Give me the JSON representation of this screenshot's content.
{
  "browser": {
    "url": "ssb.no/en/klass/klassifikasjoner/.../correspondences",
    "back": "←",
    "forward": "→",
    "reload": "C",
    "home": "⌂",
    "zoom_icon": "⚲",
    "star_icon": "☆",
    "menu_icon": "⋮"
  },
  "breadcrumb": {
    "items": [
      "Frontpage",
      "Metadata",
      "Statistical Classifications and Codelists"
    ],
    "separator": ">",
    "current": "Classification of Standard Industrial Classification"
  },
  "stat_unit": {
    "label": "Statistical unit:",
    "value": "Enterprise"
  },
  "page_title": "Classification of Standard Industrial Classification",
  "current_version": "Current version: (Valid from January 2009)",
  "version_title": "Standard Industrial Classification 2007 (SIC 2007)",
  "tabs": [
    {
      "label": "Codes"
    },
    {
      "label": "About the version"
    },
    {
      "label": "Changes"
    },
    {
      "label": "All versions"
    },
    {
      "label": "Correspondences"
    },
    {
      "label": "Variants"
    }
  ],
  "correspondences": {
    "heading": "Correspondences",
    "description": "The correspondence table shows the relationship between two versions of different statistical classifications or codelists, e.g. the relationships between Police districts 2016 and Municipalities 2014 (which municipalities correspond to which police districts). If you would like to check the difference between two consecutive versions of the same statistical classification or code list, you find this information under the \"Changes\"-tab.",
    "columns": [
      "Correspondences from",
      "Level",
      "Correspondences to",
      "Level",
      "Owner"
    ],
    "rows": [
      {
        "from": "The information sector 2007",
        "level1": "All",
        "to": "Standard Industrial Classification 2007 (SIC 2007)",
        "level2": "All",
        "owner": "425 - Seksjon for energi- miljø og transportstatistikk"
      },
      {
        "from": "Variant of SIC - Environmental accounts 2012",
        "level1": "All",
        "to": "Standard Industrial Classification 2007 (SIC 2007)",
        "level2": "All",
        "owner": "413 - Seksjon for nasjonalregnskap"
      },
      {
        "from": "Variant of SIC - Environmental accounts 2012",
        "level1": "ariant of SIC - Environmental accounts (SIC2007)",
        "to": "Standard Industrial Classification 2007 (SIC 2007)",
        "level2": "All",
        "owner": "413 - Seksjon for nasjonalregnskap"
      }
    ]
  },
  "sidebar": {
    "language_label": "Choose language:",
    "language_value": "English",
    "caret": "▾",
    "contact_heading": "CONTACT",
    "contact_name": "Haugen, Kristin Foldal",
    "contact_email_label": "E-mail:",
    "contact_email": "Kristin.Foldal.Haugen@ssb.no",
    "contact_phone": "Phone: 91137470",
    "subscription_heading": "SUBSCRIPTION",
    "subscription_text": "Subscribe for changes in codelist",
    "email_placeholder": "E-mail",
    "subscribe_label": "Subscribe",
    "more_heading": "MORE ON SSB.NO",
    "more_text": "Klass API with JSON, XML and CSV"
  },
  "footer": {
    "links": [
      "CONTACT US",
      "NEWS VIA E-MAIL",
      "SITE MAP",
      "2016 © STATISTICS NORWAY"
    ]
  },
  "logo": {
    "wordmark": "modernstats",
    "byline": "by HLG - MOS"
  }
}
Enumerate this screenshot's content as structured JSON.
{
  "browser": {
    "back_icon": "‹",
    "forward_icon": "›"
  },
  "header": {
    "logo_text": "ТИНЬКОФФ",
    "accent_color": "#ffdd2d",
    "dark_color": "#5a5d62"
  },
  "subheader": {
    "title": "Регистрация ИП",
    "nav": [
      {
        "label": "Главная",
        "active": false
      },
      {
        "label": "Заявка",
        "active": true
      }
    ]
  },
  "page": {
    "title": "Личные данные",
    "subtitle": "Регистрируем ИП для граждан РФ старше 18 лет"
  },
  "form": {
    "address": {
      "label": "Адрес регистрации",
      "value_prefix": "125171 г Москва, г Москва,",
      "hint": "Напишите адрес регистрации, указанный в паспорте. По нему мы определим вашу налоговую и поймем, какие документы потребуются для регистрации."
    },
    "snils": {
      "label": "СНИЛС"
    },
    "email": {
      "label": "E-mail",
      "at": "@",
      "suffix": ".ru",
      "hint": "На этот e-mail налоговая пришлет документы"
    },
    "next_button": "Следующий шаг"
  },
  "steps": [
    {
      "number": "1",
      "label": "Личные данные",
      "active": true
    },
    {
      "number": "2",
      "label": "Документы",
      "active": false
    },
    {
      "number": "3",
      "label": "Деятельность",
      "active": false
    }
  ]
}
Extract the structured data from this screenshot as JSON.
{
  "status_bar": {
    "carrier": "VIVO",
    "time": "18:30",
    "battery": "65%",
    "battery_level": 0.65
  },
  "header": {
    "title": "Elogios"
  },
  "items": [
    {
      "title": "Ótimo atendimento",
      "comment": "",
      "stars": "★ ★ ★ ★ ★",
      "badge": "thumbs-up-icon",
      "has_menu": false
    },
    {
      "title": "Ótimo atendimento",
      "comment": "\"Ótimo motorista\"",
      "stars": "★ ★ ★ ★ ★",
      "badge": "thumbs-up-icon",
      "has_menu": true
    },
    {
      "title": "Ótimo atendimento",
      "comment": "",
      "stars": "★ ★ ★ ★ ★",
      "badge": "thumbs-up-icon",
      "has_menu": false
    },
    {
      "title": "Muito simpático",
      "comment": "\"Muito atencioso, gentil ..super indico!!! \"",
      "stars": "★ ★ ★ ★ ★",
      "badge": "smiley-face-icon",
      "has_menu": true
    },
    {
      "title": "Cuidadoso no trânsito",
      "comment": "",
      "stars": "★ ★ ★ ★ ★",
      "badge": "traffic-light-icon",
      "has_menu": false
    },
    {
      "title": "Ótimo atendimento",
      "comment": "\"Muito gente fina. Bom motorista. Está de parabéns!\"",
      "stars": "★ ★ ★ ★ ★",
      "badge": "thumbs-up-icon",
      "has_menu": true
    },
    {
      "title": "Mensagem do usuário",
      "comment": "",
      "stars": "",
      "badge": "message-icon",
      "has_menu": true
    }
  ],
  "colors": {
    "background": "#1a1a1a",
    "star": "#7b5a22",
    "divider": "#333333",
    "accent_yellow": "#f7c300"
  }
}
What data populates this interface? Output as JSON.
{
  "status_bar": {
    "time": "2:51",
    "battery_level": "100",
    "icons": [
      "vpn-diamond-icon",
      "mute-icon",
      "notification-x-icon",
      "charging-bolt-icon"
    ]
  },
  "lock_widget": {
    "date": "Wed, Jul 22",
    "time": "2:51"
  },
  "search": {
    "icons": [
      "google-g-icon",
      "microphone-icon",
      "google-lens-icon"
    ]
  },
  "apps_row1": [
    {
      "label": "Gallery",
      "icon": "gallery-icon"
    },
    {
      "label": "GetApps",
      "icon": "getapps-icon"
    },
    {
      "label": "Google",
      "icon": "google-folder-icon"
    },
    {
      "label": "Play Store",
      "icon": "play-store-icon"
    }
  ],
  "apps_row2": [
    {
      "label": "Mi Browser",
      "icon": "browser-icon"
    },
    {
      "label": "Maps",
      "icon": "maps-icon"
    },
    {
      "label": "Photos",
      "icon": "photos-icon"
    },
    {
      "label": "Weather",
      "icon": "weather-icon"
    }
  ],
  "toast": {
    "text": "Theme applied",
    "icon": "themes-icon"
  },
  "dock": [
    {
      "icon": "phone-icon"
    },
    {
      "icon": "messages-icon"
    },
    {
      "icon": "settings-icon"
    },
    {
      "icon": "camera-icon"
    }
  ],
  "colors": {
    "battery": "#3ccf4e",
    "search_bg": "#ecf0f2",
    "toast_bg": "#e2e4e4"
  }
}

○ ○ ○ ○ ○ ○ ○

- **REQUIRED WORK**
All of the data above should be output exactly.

- **SOLUTION FOR THIS PROBLEM**
Give me the JSON representation of this screenshot's content.
{
  "browser": {
    "url": "ssb.no/en/klass/klassifikasjoner/.../correspondences",
    "back": "←",
    "forward": "→",
    "reload": "C",
    "home": "⌂",
    "zoom_icon": "⚲",
    "star_icon": "☆",
    "menu_icon": "⋮"
  },
  "breadcrumb": {
    "items": [
      "Frontpage",
      "Metadata",
      "Statistical Classifications and Codelists"
    ],
    "separator": ">",
    "current": "Classification of Standard Industrial Classification"
  },
  "stat_unit": {
    "label": "Statistical unit:",
    "value": "Enterprise"
  },
  "page_title": "Classification of Standard Industrial Classification",
  "current_version": "Current version: (Valid from January 2009)",
  "version_title": "Standard Industrial Classification 2007 (SIC 2007)",
  "tabs": [
    {
      "label": "Codes"
    },
    {
      "label": "About the version"
    },
    {
      "label": "Changes"
    },
    {
      "label": "All versions"
    },
    {
      "label": "Correspondences"
    },
    {
      "label": "Variants"
    }
  ],
  "correspondences": {
    "heading": "Correspondences",
    "description": "The correspondence table shows the relationship between two versions of different statistical classifications or codelists, e.g. the relationships between Police districts 2016 and Municipalities 2014 (which municipalities correspond to which police districts). If you would like to check the difference between two consecutive versions of the same statistical classification or code list, you find this information under the \"Changes\"-tab.",
    "columns": [
      "Correspondences from",
      "Level",
      "Correspondences to",
      "Level",
      "Owner"
    ],
    "rows": [
      {
        "from": "The information sector 2007",
        "level1": "All",
        "to": "Standard Industrial Classification 2007 (SIC 2007)",
        "level2": "All",
        "owner": "425 - Seksjon for energi- miljø og transportstatistikk"
      },
      {
        "from": "Variant of SIC - Environmental accounts 2012",
        "level1": "All",
        "to": "Standard Industrial Classification 2007 (SIC 2007)",
        "level2": "All",
        "owner": "413 - Seksjon for nasjonalregnskap"
      },
      {
        "from": "Variant of SIC - Environmental accounts 2012",
        "level1": "ariant of SIC - Environmental accounts (SIC2007)",
        "to": "Standard Industrial Classification 2007 (SIC 2007)",
        "level2": "All",
        "owner": "413 - Seksjon for nasjonalregnskap"
      }
    ]
  },
  "sidebar": {
    "language_label": "Choose language:",
    "language_value": "English",
    "caret": "▾",
    "contact_heading": "CONTACT",
    "contact_name": "Haugen, Kristin Foldal",
    "contact_email_label": "E-mail:",
    "contact_email": "Kristin.Foldal.Haugen@ssb.no",
    "contact_phone": "Phone: 91137470",
    "subscription_heading": "SUBSCRIPTION",
    "subscription_text": "Subscribe for changes in codelist",
    "email_placeholder": "E-mail",
    "subscribe_label": "Subscribe",
    "more_heading": "MORE ON SSB.NO",
    "more_text": "Klass API with JSON, XML and CSV"
  },
  "footer": {
    "links": [
      "CONTACT US",
      "NEWS VIA E-MAIL",
      "SITE MAP",
      "2016 © STATISTICS NORWAY"
    ]
  },
  "logo": {
    "wordmark": "modernstats",
    "byline": "by HLG - MOS"
  }
}
Enumerate this screenshot's content as structured JSON.
{
  "browser": {
    "back_icon": "‹",
    "forward_icon": "›"
  },
  "header": {
    "logo_text": "ТИНЬКОФФ",
    "accent_color": "#ffdd2d",
    "dark_color": "#5a5d62"
  },
  "subheader": {
    "title": "Регистрация ИП",
    "nav": [
      {
        "label": "Главная",
        "active": false
      },
      {
        "label": "Заявка",
        "active": true
      }
    ]
  },
  "page": {
    "title": "Личные данные",
    "subtitle": "Регистрируем ИП для граждан РФ старше 18 лет"
  },
  "form": {
    "address": {
      "label": "Адрес регистрации",
      "value_prefix": "125171 г Москва, г Москва,",
      "hint": "Напишите адрес регистрации, указанный в паспорте. По нему мы определим вашу налоговую и поймем, какие документы потребуются для регистрации."
    },
    "snils": {
      "label": "СНИЛС"
    },
    "email": {
      "label": "E-mail",
      "at": "@",
      "suffix": ".ru",
      "hint": "На этот e-mail налоговая пришлет документы"
    },
    "next_button": "Следующий шаг"
  },
  "steps": [
    {
      "number": "1",
      "label": "Личные данные",
      "active": true
    },
    {
      "number": "2",
      "label": "Документы",
      "active": false
    },
    {
      "number": "3",
      "label": "Деятельность",
      "active": false
    }
  ]
}
Extract the structured data from this screenshot as JSON.
{
  "status_bar": {
    "carrier": "VIVO",
    "time": "18:30",
    "battery": "65%",
    "battery_level": 0.65
  },
  "header": {
    "title": "Elogios"
  },
  "items": [
    {
      "title": "Ótimo atendimento",
      "comment": "",
      "stars": "★ ★ ★ ★ ★",
      "badge": "thumbs-up-icon",
      "has_menu": false
    },
    {
      "title": "Ótimo atendimento",
      "comment": "\"Ótimo motorista\"",
      "stars": "★ ★ ★ ★ ★",
      "badge": "thumbs-up-icon",
      "has_menu": true
    },
    {
      "title": "Ótimo atendimento",
      "comment": "",
      "stars": "★ ★ ★ ★ ★",
      "badge": "thumbs-up-icon",
      "has_menu": false
    },
    {
      "title": "Muito simpático",
      "comment": "\"Muito atencioso, gentil ..super indico!!! \"",
      "stars": "★ ★ ★ ★ ★",
      "badge": "smiley-face-icon",
      "has_menu": true
    },
    {
      "title": "Cuidadoso no trânsito",
      "comment": "",
      "stars": "★ ★ ★ ★ ★",
      "badge": "traffic-light-icon",
      "has_menu": false
    },
    {
      "title": "Ótimo atendimento",
      "comment": "\"Muito gente fina. Bom motorista. Está de parabéns!\"",
      "stars": "★ ★ ★ ★ ★",
      "badge": "thumbs-up-icon",
      "has_menu": true
    },
    {
      "title": "Mensagem do usuário",
      "comment": "",
      "stars": "",
      "badge": "message-icon",
      "has_menu": true
    }
  ],
  "colors": {
    "background": "#1a1a1a",
    "star": "#7b5a22",
    "divider": "#333333",
    "accent_yellow": "#f7c300"
  }
}
What data populates this interface? Output as JSON.
{
  "status_bar": {
    "time": "2:51",
    "battery_level": "100",
    "icons": [
      "vpn-diamond-icon",
      "mute-icon",
      "notification-x-icon",
      "charging-bolt-icon"
    ]
  },
  "lock_widget": {
    "date": "Wed, Jul 22",
    "time": "2:51"
  },
  "search": {
    "icons": [
      "google-g-icon",
      "microphone-icon",
      "google-lens-icon"
    ]
  },
  "apps_row1": [
    {
      "label": "Gallery",
      "icon": "gallery-icon"
    },
    {
      "label": "GetApps",
      "icon": "getapps-icon"
    },
    {
      "label": "Google",
      "icon": "google-folder-icon"
    },
    {
      "label": "Play Store",
      "icon": "play-store-icon"
    }
  ],
  "apps_row2": [
    {
      "label": "Mi Browser",
      "icon": "browser-icon"
    },
    {
      "label": "Maps",
      "icon": "maps-icon"
    },
    {
      "label": "Photos",
      "icon": "photos-icon"
    },
    {
      "label": "Weather",
      "icon": "weather-icon"
    }
  ],
  "toast": {
    "text": "Theme applied",
    "icon": "themes-icon"
  },
  "dock": [
    {
      "icon": "phone-icon"
    },
    {
      "icon": "messages-icon"
    },
    {
      "icon": "settings-icon"
    },
    {
      "icon": "camera-icon"
    }
  ],
  "colors": {
    "battery": "#3ccf4e",
    "search_bg": "#ecf0f2",
    "toast_bg": "#e2e4e4"
  }
}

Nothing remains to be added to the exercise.